I wrote an article last week called “3 Web Apps for Staying on Top of the Music Scene.” The article got a bunch of great comments, with a number of people suggesting their favorite destinations for tracking their favorite artists and bands.
More than a couple of you suggested JamBase, a site I’ve become a huge fan of. It’s a great tool for tracking concerts, festivals and more, and a useful community based around live music.
JamBase is all about live music – in fact, the tagline of the site is “Go See Live Music.” Funny how that works. Once you create a free account with JamBase, you’re opened to a bunch of different ways to track artists and shows, and even discover new shows you might just love.
On the homepage, even if you don’t have an account, there’s some cool features to be used. In the (kind of compact) interface, there are album and show reviews, articles about artists, a news ticker full of music headlines, and even a widget called “JamBaseTV” that’s full of podcasts and videos of live shows. In the mood to see a show today? There’s a “Show Finder” right on the home page to show you what’s playing nearby.
Once you’re logged in, the first thing to do is pick some favorite artists. You can do this manually through the site, or by uploading a file from your iTunes that lets JamBase know who you’re listening to. If you upload through iTunes, you can pick and choose among the artists JamBase finds, so you’re only tracking your favorites.
If you don’t use iTunes, finding artists on JamBase is easy, because JamBase provides you everything from sample songs from to lists of a band’s other fans – it’s easy to figure out who you like, and who you’d want to make sure not to miss.
Once you’ve got some artists to track, you’ll be able to easily see who’re playing live shows, when, and where. When you find a show you’re interested to go to, you can add it to your JamBase calendar. JamBase wants to act as your own personal hub for the music you’re going to see.
If you don’t want to keep everything on JamBase (personally, I don’t need another calendar), the site also offers the option to send the concert information to a friend (or yourself, presumably), or to save it directly to Outlook, Google Calendar or Facebook.
JamBase also provides you with a widget of all the artists you’re tracking, that you can embed into your website or blog. For any music junkie, it’s a cool way to display who you’re listening to or watching live.
The community within JamBase is another useful part of the site – despite my constant wariness about niche social networks. You may look around to find out what other people with similar music taste are going to see. JamBase also has periodic giveaways of concert tickets and other music-related prizes, which is more than enough to keep me poking around the site for a while.
The biggest reason to use JamBase is that it smartly integrates with the other apps you use – it plays nicely with iTunes, where most of us have all our music; it works with Google Calendar, ever the popular schedule-holder; and you can do a lot just by email, for those of us outside of it. JamBase is a great way to find your favorite artists, and make sure you never miss them coming around.

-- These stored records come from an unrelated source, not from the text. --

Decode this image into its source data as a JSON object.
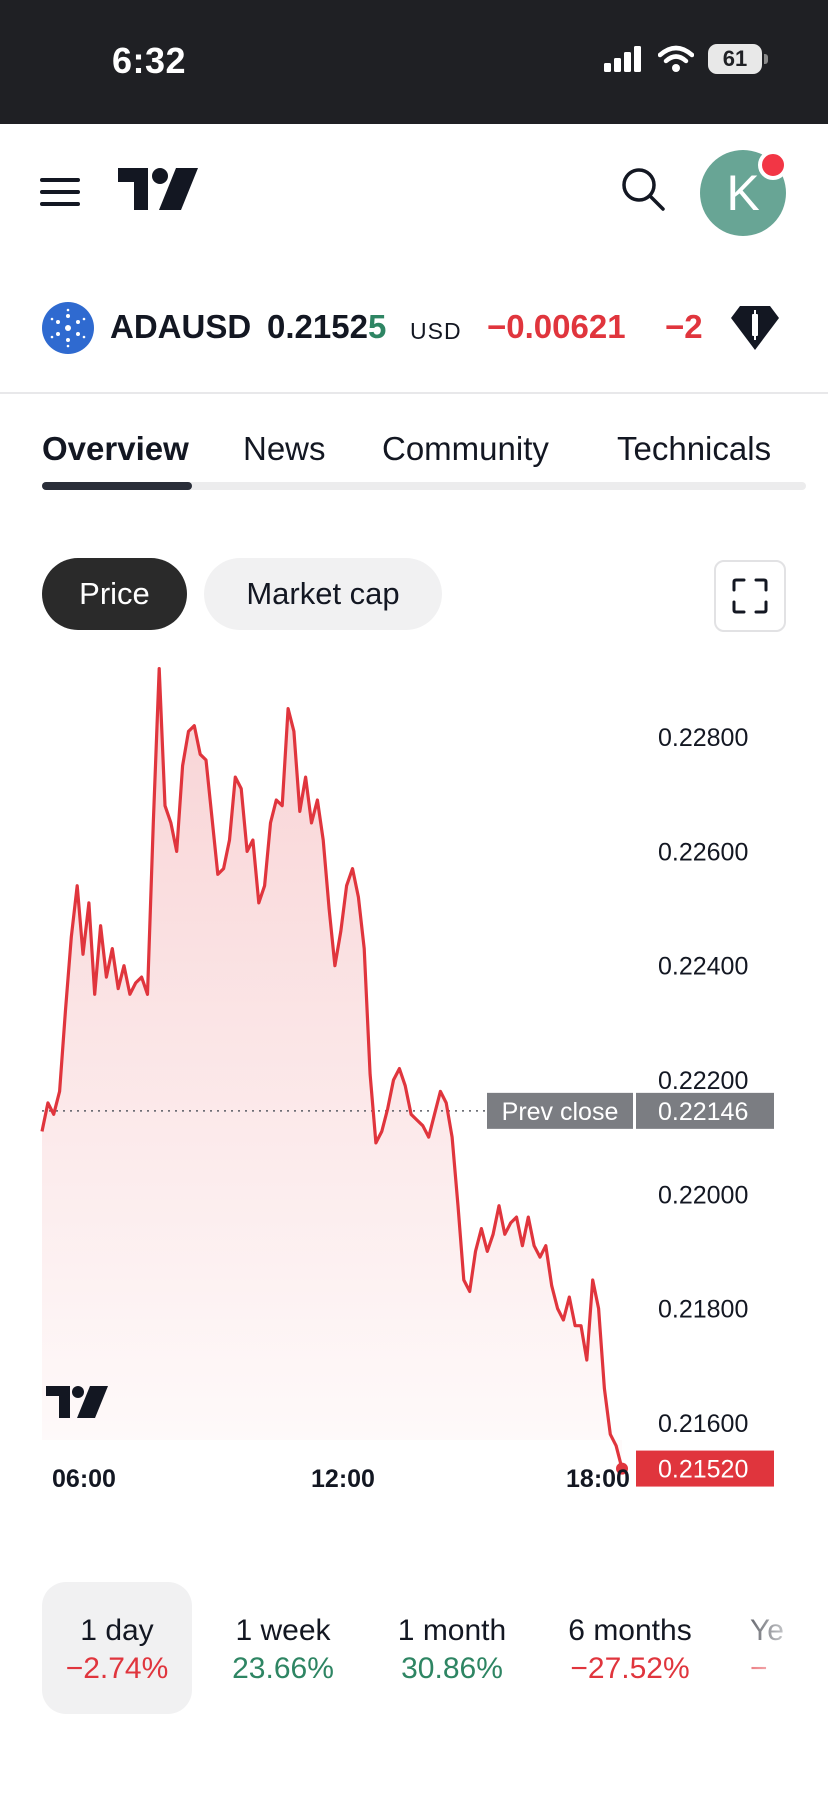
{
  "status_bar": {
    "time": "6:32",
    "battery": "61"
  },
  "symbol": {
    "name": "ADAUSD",
    "price_main": "0.2152",
    "price_last_digit": "5",
    "currency": "USD",
    "change": "−0.00621",
    "change_pct": "−2"
  },
  "tabs": [
    "Overview",
    "News",
    "Community",
    "Technicals"
  ],
  "chart_toggle": {
    "price": "Price",
    "market_cap": "Market cap"
  },
  "chart_data": {
    "type": "area",
    "x_ticks": [
      "06:00",
      "12:00",
      "18:00"
    ],
    "y_ticks": [
      "0.22800",
      "0.22600",
      "0.22400",
      "0.22200",
      "0.22000",
      "0.21800",
      "0.21600"
    ],
    "ylim": [
      0.215,
      0.229
    ],
    "prev_close": {
      "label": "Prev close",
      "value": 0.22146,
      "value_text": "0.22146"
    },
    "last": {
      "value": 0.2152,
      "value_text": "0.21520"
    },
    "values": [
      0.2211,
      0.2216,
      0.2214,
      0.2218,
      0.2232,
      0.2245,
      0.2254,
      0.2242,
      0.2251,
      0.2235,
      0.2247,
      0.2238,
      0.2243,
      0.2236,
      0.224,
      0.2235,
      0.2237,
      0.2238,
      0.2235,
      0.2265,
      0.2292,
      0.2268,
      0.2265,
      0.226,
      0.2275,
      0.2281,
      0.2282,
      0.2277,
      0.2276,
      0.2266,
      0.2256,
      0.2257,
      0.2262,
      0.2273,
      0.2271,
      0.226,
      0.2262,
      0.2251,
      0.2254,
      0.2265,
      0.2269,
      0.2268,
      0.2285,
      0.2281,
      0.2267,
      0.2273,
      0.2265,
      0.2269,
      0.2262,
      0.225,
      0.224,
      0.2246,
      0.2254,
      0.2257,
      0.2252,
      0.2243,
      0.2221,
      0.2209,
      0.2211,
      0.2215,
      0.222,
      0.2222,
      0.2219,
      0.2214,
      0.2213,
      0.2212,
      0.221,
      0.2214,
      0.2218,
      0.2216,
      0.221,
      0.2198,
      0.2185,
      0.2183,
      0.219,
      0.2194,
      0.219,
      0.2193,
      0.2198,
      0.2193,
      0.2195,
      0.2196,
      0.2191,
      0.2196,
      0.2191,
      0.2189,
      0.2191,
      0.2184,
      0.218,
      0.2178,
      0.2182,
      0.2177,
      0.2177,
      0.2171,
      0.2185,
      0.218,
      0.2166,
      0.2158,
      0.2156,
      0.2152
    ],
    "line_color": "#e0353d"
  },
  "periods": [
    {
      "label": "1 day",
      "value": "−2.74%",
      "trend": "neg"
    },
    {
      "label": "1 week",
      "value": "23.66%",
      "trend": "pos"
    },
    {
      "label": "1 month",
      "value": "30.86%",
      "trend": "pos"
    },
    {
      "label": "6 months",
      "value": "−27.52%",
      "trend": "neg"
    },
    {
      "label": "Ye",
      "value": "−",
      "trend": "neg"
    }
  ]
}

How do you find concerts near you? You may also want to check out Renee’s article on Keeping Track of Live Music In Your City, it’s worth reading!
Photo: Anirudh Koul